Recent research published in the Journal of Clinical Periodontology has revealed that gum disease (an infection which erodes the bone that supports teeth) can create changes in the body that increase susceptibility to rheumatoid arthritis. The study was carried out in the University of Glasgow by scientist David Lappin and his colleagues. “Periodontitis (gum disease) may impact on rheumatoid arthritis initiation and progression. Understanding such a relationship will be crucial to improving preventative and therapeutic strategies for both diseases independently and in combination.
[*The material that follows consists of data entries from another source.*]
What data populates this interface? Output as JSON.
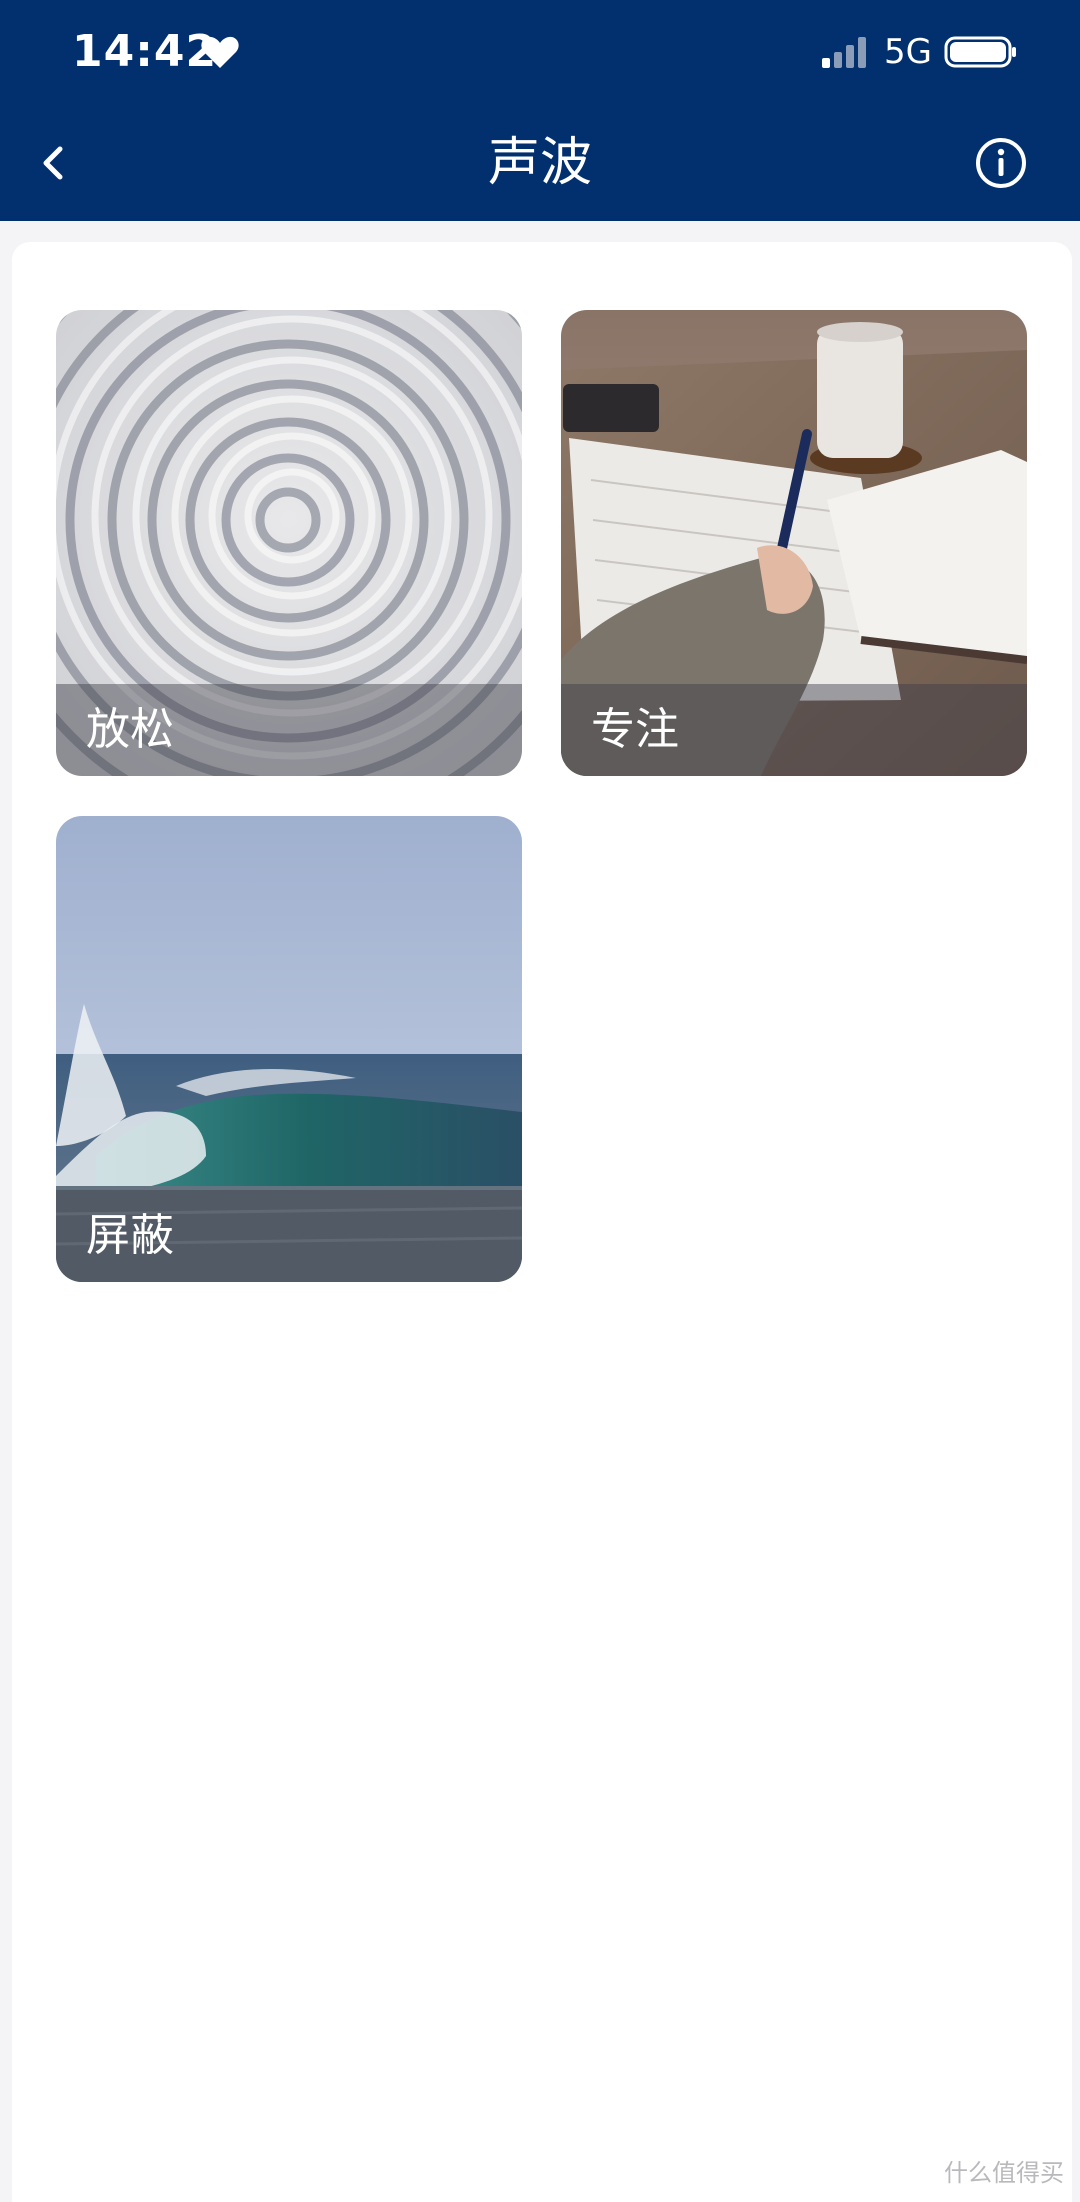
{
  "status_bar": {
    "time": "14:42",
    "network": "5G",
    "icons": [
      "heart-icon",
      "signal-icon",
      "battery-icon"
    ]
  },
  "nav": {
    "title": "声波",
    "back_icon": "chevron-left-icon",
    "info_icon": "info-icon"
  },
  "cards": [
    {
      "label": "放松",
      "image": "sand-ripple-image"
    },
    {
      "label": "专注",
      "image": "writing-desk-image"
    },
    {
      "label": "屏蔽",
      "image": "ocean-wave-image"
    }
  ],
  "watermark": "什么值得买",
  "colors": {
    "header_bg": "#02306f",
    "page_bg": "#f4f4f6",
    "card_bg": "#ffffff",
    "label_text": "#ffffff"
  }
}
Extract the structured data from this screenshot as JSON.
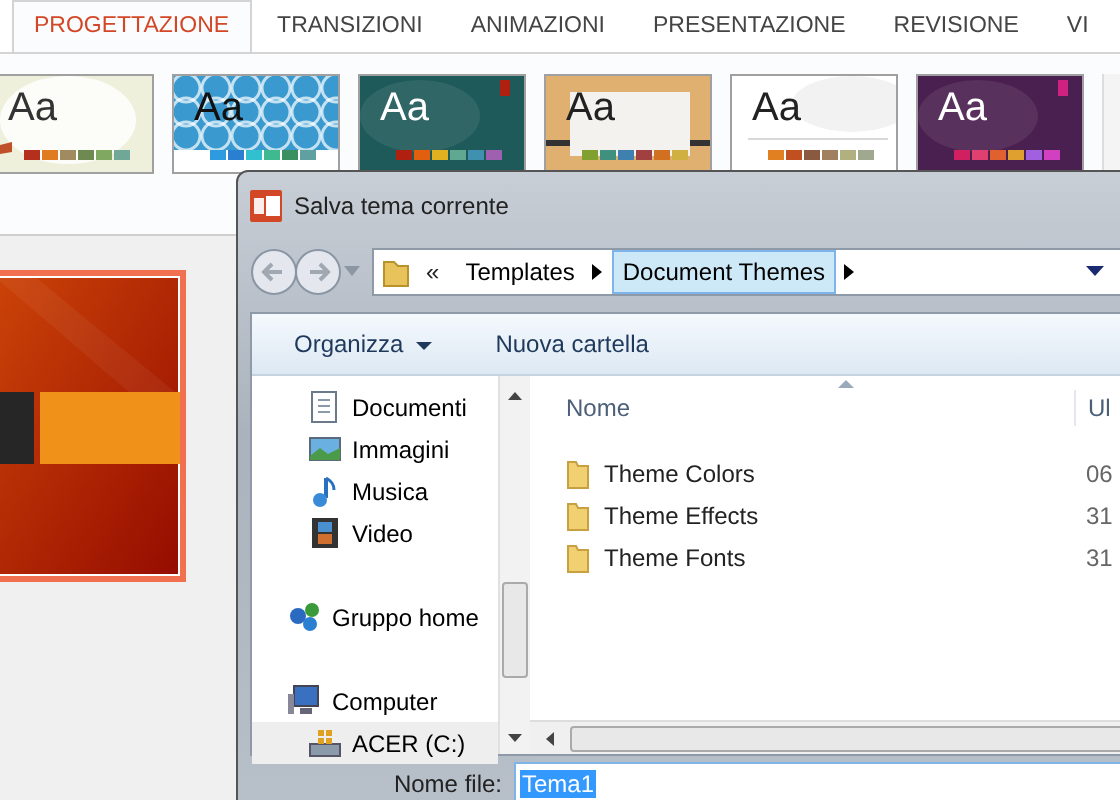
{
  "ribbon_tabs": [
    {
      "label": "PROGETTAZIONE",
      "selected": true
    },
    {
      "label": "TRANSIZIONI",
      "selected": false
    },
    {
      "label": "ANIMAZIONI",
      "selected": false
    },
    {
      "label": "PRESENTAZIONE",
      "selected": false
    },
    {
      "label": "REVISIONE",
      "selected": false
    },
    {
      "label": "VI",
      "selected": false
    }
  ],
  "themes": [
    {
      "sample": "Aa",
      "kind": "light",
      "swatches": [
        {
          "color": "#b5301c"
        },
        {
          "color": "#e07b20"
        },
        {
          "color": "#a08a60"
        },
        {
          "color": "#6e8a50"
        },
        {
          "color": "#80a860"
        },
        {
          "color": "#70a898"
        }
      ]
    },
    {
      "sample": "Aa",
      "kind": "pattern",
      "swatches": [
        {
          "color": "#2e9be0"
        },
        {
          "color": "#2a7fd0"
        },
        {
          "color": "#30c0d0"
        },
        {
          "color": "#40b890"
        },
        {
          "color": "#3a9060"
        },
        {
          "color": "#60a0a0"
        }
      ]
    },
    {
      "sample": "Aa",
      "kind": "teal",
      "swatches": [
        {
          "color": "#b02010"
        },
        {
          "color": "#e06010"
        },
        {
          "color": "#e0b020"
        },
        {
          "color": "#60a890"
        },
        {
          "color": "#4090b0"
        },
        {
          "color": "#a060b0"
        }
      ]
    },
    {
      "sample": "Aa",
      "kind": "wood",
      "swatches": [
        {
          "color": "#80a030"
        },
        {
          "color": "#409080"
        },
        {
          "color": "#4080b0"
        },
        {
          "color": "#a04040"
        },
        {
          "color": "#d07020"
        },
        {
          "color": "#d0b040"
        }
      ]
    },
    {
      "sample": "Aa",
      "kind": "plain",
      "swatches": [
        {
          "color": "#e08020"
        },
        {
          "color": "#c05020"
        },
        {
          "color": "#8a5a40"
        },
        {
          "color": "#a08060"
        },
        {
          "color": "#b0b080"
        },
        {
          "color": "#a0a890"
        }
      ]
    },
    {
      "sample": "Aa",
      "kind": "purple",
      "swatches": [
        {
          "color": "#d02060"
        },
        {
          "color": "#e04070"
        },
        {
          "color": "#e06030"
        },
        {
          "color": "#e0a030"
        },
        {
          "color": "#a060e0"
        },
        {
          "color": "#d040c0"
        }
      ]
    }
  ],
  "dialog": {
    "title": "Salva tema corrente",
    "address": {
      "overflow": "«",
      "segments": [
        {
          "label": "Templates",
          "selected": false
        },
        {
          "label": "Document Themes",
          "selected": true
        }
      ]
    },
    "toolbar": [
      {
        "label": "Organizza",
        "kind": "menu"
      },
      {
        "label": "Nuova cartella",
        "kind": "button"
      }
    ],
    "nav_pane": [
      {
        "kind": "group",
        "children": [
          {
            "label": "Documenti",
            "kind": "documents",
            "selected": false
          },
          {
            "label": "Immagini",
            "kind": "pictures",
            "selected": false
          },
          {
            "label": "Musica",
            "kind": "music",
            "selected": false
          },
          {
            "label": "Video",
            "kind": "video",
            "selected": false
          }
        ]
      },
      {
        "label": "Gruppo home",
        "kind": "homegroup",
        "selected": false
      },
      {
        "label": "Computer",
        "kind": "computer",
        "selected": false,
        "children": [
          {
            "label": "ACER (C:)",
            "kind": "drive",
            "selected": true
          }
        ]
      }
    ],
    "columns": [
      "Nome",
      "Ul"
    ],
    "files": [
      {
        "name": "Theme Colors",
        "date": "06"
      },
      {
        "name": "Theme Effects",
        "date": "31"
      },
      {
        "name": "Theme Fonts",
        "date": "31"
      }
    ],
    "file_name_label": "Nome file:",
    "file_name": "Tema1"
  }
}
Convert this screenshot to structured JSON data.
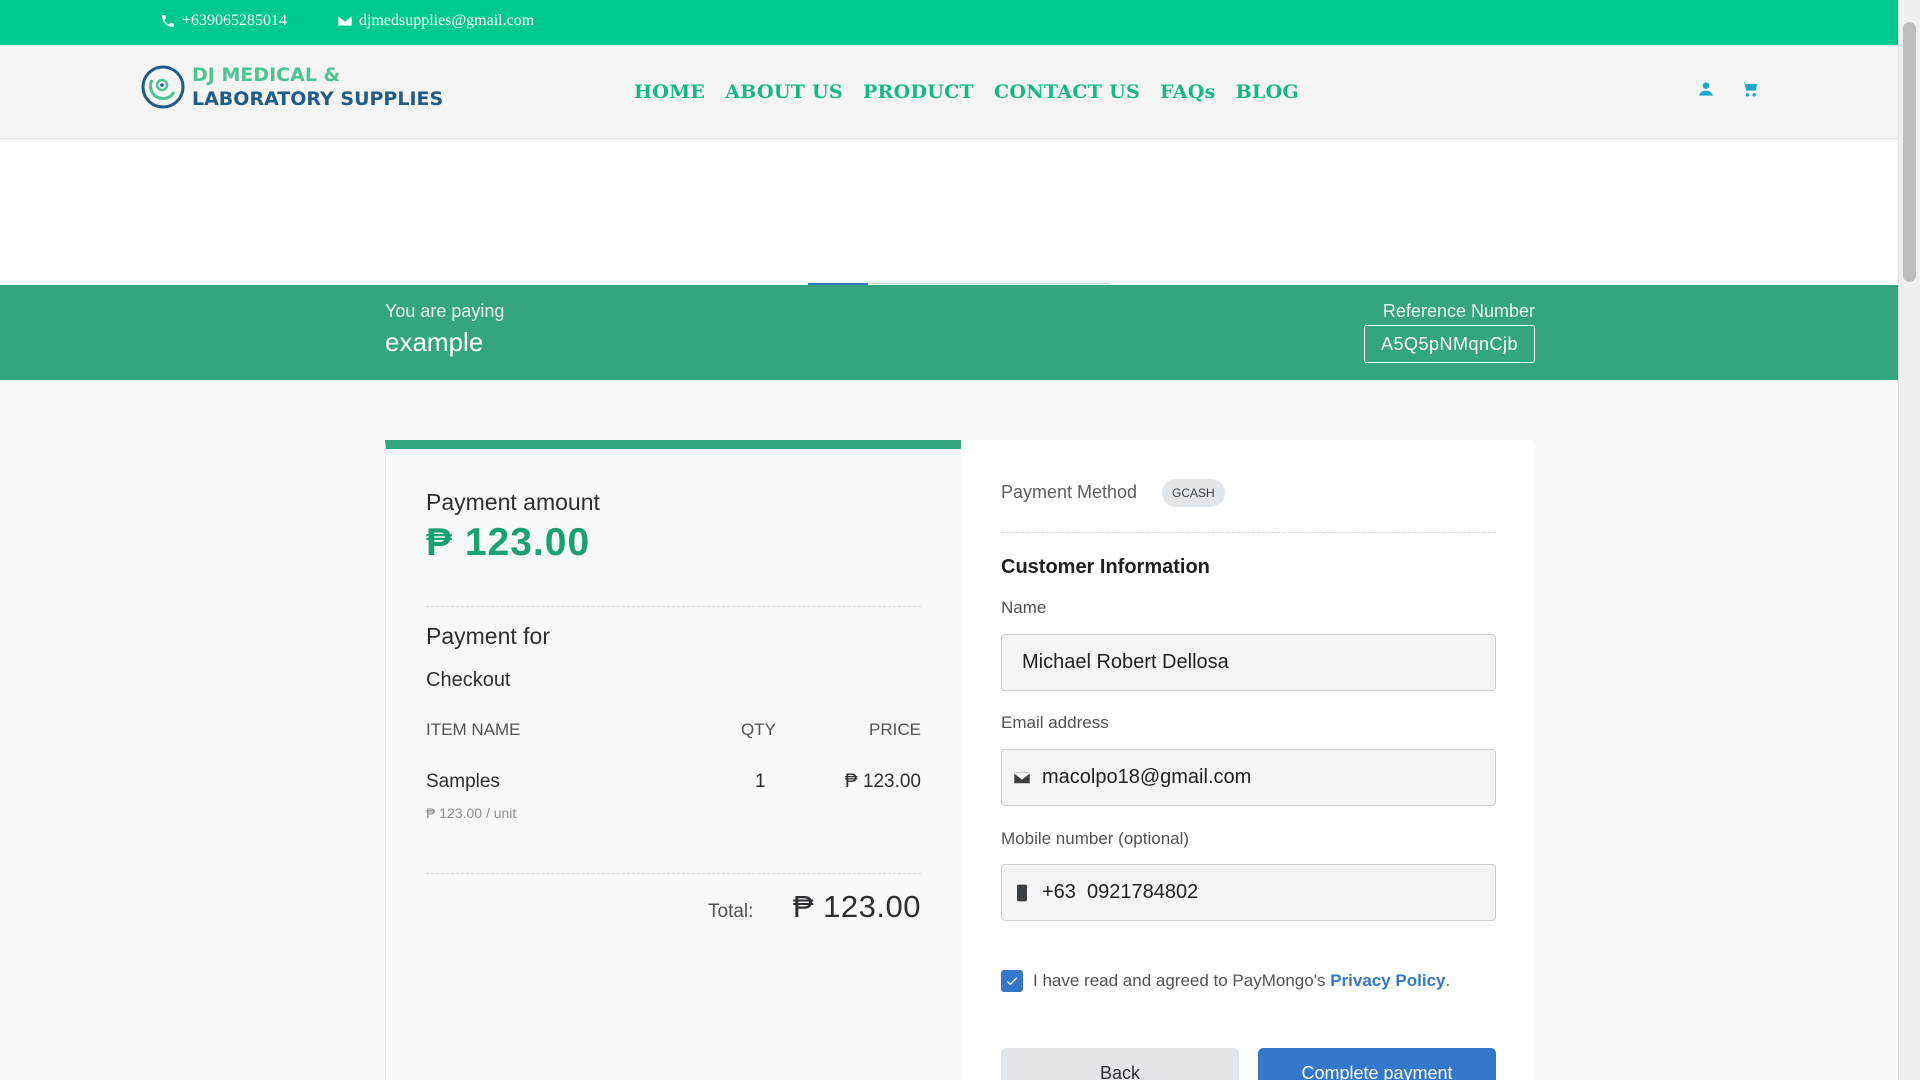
{
  "topbar": {
    "phone": "+639065285014",
    "email": "djmedsupplies@gmail.com"
  },
  "brand": {
    "line1": "DJ MEDICAL &",
    "line2": "LABORATORY SUPPLIES"
  },
  "nav": {
    "items": [
      "HOME",
      "ABOUT US",
      "PRODUCT",
      "CONTACT US",
      "FAQs",
      "BLOG"
    ]
  },
  "hero": {
    "paying_label": "You are paying",
    "paying_value": "example",
    "reference_label": "Reference Number",
    "reference_value": "A5Q5pNMqnCjb"
  },
  "summary": {
    "amount_label": "Payment amount",
    "amount_value": "₱ 123.00",
    "payment_for_label": "Payment for",
    "payment_for_value": "Checkout",
    "columns": [
      "ITEM NAME",
      "QTY",
      "PRICE"
    ],
    "items": [
      {
        "name": "Samples",
        "qty": "1",
        "price": "₱ 123.00",
        "unit": "₱ 123.00 / unit"
      }
    ],
    "total_label": "Total:",
    "total_value": "₱ 123.00"
  },
  "form": {
    "payment_method_label": "Payment Method",
    "payment_method_value": "GCASH",
    "section_title": "Customer Information",
    "name_label": "Name",
    "name_value": "Michael Robert Dellosa",
    "email_label": "Email address",
    "email_value": "macolpo18@gmail.com",
    "mobile_label": "Mobile number (optional)",
    "mobile_value": "+63  0921784802",
    "agree_text": "I have read and agreed to PayMongo's",
    "agree_link": "Privacy Policy",
    "agree_end": ".",
    "back_label": "Back",
    "complete_label": "Complete payment"
  },
  "colors": {
    "topbar": "#00c98d",
    "hero": "#34a57f",
    "amount": "#1aa172",
    "link": "#3577c9"
  }
}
This could be an important discovery, given that gum disease is an extremely common ailment that is estimated to affect around ten to 15 per cent of the world’s population” Mr Lappin said.
Is it the stiff painful hands that make tooth cleaning more difficult or the RA medications that suppress the immune system making it harder to fight harmful bacteria, which links these two diseases together? Well researchers found that reduced oral hygiene and drugs alone did not explain the increased risk. About a decade ago scientists began to understand that one of the early markers of RA is the development of antibodies to citrullinated peptides. Mouth bacterias have been found to induce the process that causes these antibodies to be produced. The presence of these antibodies is associated with more severe RA. So it seems likely that reducing gum disease could help with arthritis management. If you have RA, the message is to take care of your teeth. Schedule regular dental exams, eat healthfully, brush and floss and, if you have trouble taking care of your teeth due to stiff, painful hands, speak to your dentist or occupational therapist about ways to make dental care easier, including using specially designed devices.